====== Material provided ======
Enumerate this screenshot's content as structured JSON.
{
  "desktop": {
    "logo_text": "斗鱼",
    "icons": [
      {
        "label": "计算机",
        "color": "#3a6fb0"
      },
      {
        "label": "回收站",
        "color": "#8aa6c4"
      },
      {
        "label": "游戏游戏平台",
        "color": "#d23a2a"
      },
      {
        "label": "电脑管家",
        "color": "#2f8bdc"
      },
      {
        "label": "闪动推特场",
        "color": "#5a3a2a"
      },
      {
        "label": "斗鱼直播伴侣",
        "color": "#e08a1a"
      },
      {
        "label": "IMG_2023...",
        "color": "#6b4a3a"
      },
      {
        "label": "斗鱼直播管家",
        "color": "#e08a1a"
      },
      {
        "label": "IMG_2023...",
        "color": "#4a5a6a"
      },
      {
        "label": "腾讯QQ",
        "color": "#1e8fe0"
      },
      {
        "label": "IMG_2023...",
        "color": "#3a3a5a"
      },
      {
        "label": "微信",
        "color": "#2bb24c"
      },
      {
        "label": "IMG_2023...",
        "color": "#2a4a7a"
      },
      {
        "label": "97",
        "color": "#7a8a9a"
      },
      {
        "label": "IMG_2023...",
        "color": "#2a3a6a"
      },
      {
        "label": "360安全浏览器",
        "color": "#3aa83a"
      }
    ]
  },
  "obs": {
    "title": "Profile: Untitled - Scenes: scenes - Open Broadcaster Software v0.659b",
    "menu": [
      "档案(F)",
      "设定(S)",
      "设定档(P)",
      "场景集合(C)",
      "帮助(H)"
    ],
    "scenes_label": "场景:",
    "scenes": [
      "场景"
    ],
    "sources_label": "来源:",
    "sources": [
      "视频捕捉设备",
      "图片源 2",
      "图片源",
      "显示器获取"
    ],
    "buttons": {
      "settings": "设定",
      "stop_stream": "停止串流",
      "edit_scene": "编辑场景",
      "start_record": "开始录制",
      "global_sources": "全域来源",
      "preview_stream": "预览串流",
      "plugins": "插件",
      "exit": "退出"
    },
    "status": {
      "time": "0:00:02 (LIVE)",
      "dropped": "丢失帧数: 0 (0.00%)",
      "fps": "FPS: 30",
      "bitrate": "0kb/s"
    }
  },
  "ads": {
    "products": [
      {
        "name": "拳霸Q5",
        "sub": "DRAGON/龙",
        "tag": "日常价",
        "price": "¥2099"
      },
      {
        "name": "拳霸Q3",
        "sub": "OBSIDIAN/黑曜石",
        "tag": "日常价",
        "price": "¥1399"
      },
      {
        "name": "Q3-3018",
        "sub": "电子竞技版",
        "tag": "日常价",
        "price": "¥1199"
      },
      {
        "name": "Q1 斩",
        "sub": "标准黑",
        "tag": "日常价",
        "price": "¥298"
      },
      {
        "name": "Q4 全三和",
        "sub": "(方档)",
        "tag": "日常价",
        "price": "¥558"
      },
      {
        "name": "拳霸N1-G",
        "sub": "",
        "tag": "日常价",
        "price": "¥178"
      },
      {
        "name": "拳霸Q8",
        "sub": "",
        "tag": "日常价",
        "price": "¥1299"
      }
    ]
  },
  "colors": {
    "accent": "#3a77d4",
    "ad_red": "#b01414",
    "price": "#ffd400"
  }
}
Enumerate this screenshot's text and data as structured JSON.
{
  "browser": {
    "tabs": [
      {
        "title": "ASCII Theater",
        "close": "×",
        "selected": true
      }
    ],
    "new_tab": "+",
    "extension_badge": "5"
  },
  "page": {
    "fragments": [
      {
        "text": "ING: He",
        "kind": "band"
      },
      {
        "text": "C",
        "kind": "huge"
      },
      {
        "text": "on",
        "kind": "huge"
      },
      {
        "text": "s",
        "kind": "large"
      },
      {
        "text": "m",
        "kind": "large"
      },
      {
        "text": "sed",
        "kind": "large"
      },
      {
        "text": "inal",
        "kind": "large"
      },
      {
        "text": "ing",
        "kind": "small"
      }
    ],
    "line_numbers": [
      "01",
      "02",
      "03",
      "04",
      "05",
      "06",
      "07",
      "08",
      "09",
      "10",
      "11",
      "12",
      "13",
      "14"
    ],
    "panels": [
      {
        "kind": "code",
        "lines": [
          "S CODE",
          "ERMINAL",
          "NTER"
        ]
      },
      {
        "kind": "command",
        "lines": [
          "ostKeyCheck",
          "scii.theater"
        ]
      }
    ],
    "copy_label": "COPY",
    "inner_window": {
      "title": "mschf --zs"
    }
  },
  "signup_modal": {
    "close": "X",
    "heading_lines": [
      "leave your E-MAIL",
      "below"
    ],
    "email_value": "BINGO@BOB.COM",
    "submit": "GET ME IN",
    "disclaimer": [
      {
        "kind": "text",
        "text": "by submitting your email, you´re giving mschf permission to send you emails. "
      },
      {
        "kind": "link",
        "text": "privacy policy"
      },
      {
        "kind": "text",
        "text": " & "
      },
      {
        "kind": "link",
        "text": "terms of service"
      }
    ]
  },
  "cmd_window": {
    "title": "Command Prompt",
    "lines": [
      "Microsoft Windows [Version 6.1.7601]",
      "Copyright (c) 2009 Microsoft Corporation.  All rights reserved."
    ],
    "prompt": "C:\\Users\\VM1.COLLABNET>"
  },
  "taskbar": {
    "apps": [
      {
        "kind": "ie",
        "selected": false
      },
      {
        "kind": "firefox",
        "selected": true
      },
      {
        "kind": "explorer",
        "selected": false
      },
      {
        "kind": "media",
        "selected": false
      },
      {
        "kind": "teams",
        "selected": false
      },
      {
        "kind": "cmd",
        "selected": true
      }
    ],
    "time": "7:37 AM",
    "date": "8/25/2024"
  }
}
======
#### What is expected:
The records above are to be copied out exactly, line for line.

#### The completed task:
Enumerate this screenshot's content as structured JSON.
{
  "desktop": {
    "logo_text": "斗鱼",
    "icons": [
      {
        "label": "计算机",
        "color": "#3a6fb0"
      },
      {
        "label": "回收站",
        "color": "#8aa6c4"
      },
      {
        "label": "游戏游戏平台",
        "color": "#d23a2a"
      },
      {
        "label": "电脑管家",
        "color": "#2f8bdc"
      },
      {
        "label": "闪动推特场",
        "color": "#5a3a2a"
      },
      {
        "label": "斗鱼直播伴侣",
        "color": "#e08a1a"
      },
      {
        "label": "IMG_2023...",
        "color": "#6b4a3a"
      },
      {
        "label": "斗鱼直播管家",
        "color": "#e08a1a"
      },
      {
        "label": "IMG_2023...",
        "color": "#4a5a6a"
      },
      {
        "label": "腾讯QQ",
        "color": "#1e8fe0"
      },
      {
        "label": "IMG_2023...",
        "color": "#3a3a5a"
      },
      {
        "label": "微信",
        "color": "#2bb24c"
      },
      {
        "label": "IMG_2023...",
        "color": "#2a4a7a"
      },
      {
        "label": "97",
        "color": "#7a8a9a"
      },
      {
        "label": "IMG_2023...",
        "color": "#2a3a6a"
      },
      {
        "label": "360安全浏览器",
        "color": "#3aa83a"
      }
    ]
  },
  "obs": {
    "title": "Profile: Untitled - Scenes: scenes - Open Broadcaster Software v0.659b",
    "menu": [
      "档案(F)",
      "设定(S)",
      "设定档(P)",
      "场景集合(C)",
      "帮助(H)"
    ],
    "scenes_label": "场景:",
    "scenes": [
      "场景"
    ],
    "sources_label": "来源:",
    "sources": [
      "视频捕捉设备",
      "图片源 2",
      "图片源",
      "显示器获取"
    ],
    "buttons": {
      "settings": "设定",
      "stop_stream": "停止串流",
      "edit_scene": "编辑场景",
      "start_record": "开始录制",
      "global_sources": "全域来源",
      "preview_stream": "预览串流",
      "plugins": "插件",
      "exit": "退出"
    },
    "status": {
      "time": "0:00:02 (LIVE)",
      "dropped": "丢失帧数: 0 (0.00%)",
      "fps": "FPS: 30",
      "bitrate": "0kb/s"
    }
  },
  "ads": {
    "products": [
      {
        "name": "拳霸Q5",
        "sub": "DRAGON/龙",
        "tag": "日常价",
        "price": "¥2099"
      },
      {
        "name": "拳霸Q3",
        "sub": "OBSIDIAN/黑曜石",
        "tag": "日常价",
        "price": "¥1399"
      },
      {
        "name": "Q3-3018",
        "sub": "电子竞技版",
        "tag": "日常价",
        "price": "¥1199"
      },
      {
        "name": "Q1 斩",
        "sub": "标准黑",
        "tag": "日常价",
        "price": "¥298"
      },
      {
        "name": "Q4 全三和",
        "sub": "(方档)",
        "tag": "日常价",
        "price": "¥558"
      },
      {
        "name": "拳霸N1-G",
        "sub": "",
        "tag": "日常价",
        "price": "¥178"
      },
      {
        "name": "拳霸Q8",
        "sub": "",
        "tag": "日常价",
        "price": "¥1299"
      }
    ]
  },
  "colors": {
    "accent": "#3a77d4",
    "ad_red": "#b01414",
    "price": "#ffd400"
  }
}
Enumerate this screenshot's text and data as structured JSON.
{
  "browser": {
    "tabs": [
      {
        "title": "ASCII Theater",
        "close": "×",
        "selected": true
      }
    ],
    "new_tab": "+",
    "extension_badge": "5"
  },
  "page": {
    "fragments": [
      {
        "text": "ING: He",
        "kind": "band"
      },
      {
        "text": "C",
        "kind": "huge"
      },
      {
        "text": "on",
        "kind": "huge"
      },
      {
        "text": "s",
        "kind": "large"
      },
      {
        "text": "m",
        "kind": "large"
      },
      {
        "text": "sed",
        "kind": "large"
      },
      {
        "text": "inal",
        "kind": "large"
      },
      {
        "text": "ing",
        "kind": "small"
      }
    ],
    "line_numbers": [
      "01",
      "02",
      "03",
      "04",
      "05",
      "06",
      "07",
      "08",
      "09",
      "10",
      "11",
      "12",
      "13",
      "14"
    ],
    "panels": [
      {
        "kind": "code",
        "lines": [
          "S CODE",
          "ERMINAL",
          "NTER"
        ]
      },
      {
        "kind": "command",
        "lines": [
          "ostKeyCheck",
          "scii.theater"
        ]
      }
    ],
    "copy_label": "COPY",
    "inner_window": {
      "title": "mschf --zs"
    }
  },
  "signup_modal": {
    "close": "X",
    "heading_lines": [
      "leave your E-MAIL",
      "below"
    ],
    "email_value": "BINGO@BOB.COM",
    "submit": "GET ME IN",
    "disclaimer": [
      {
        "kind": "text",
        "text": "by submitting your email, you´re giving mschf permission to send you emails. "
      },
      {
        "kind": "link",
        "text": "privacy policy"
      },
      {
        "kind": "text",
        "text": " & "
      },
      {
        "kind": "link",
        "text": "terms of service"
      }
    ]
  },
  "cmd_window": {
    "title": "Command Prompt",
    "lines": [
      "Microsoft Windows [Version 6.1.7601]",
      "Copyright (c) 2009 Microsoft Corporation.  All rights reserved."
    ],
    "prompt": "C:\\Users\\VM1.COLLABNET>"
  },
  "taskbar": {
    "apps": [
      {
        "kind": "ie",
        "selected": false
      },
      {
        "kind": "firefox",
        "selected": true
      },
      {
        "kind": "explorer",
        "selected": false
      },
      {
        "kind": "media",
        "selected": false
      },
      {
        "kind": "teams",
        "selected": false
      },
      {
        "kind": "cmd",
        "selected": true
      }
    ],
    "time": "7:37 AM",
    "date": "8/25/2024"
  }
}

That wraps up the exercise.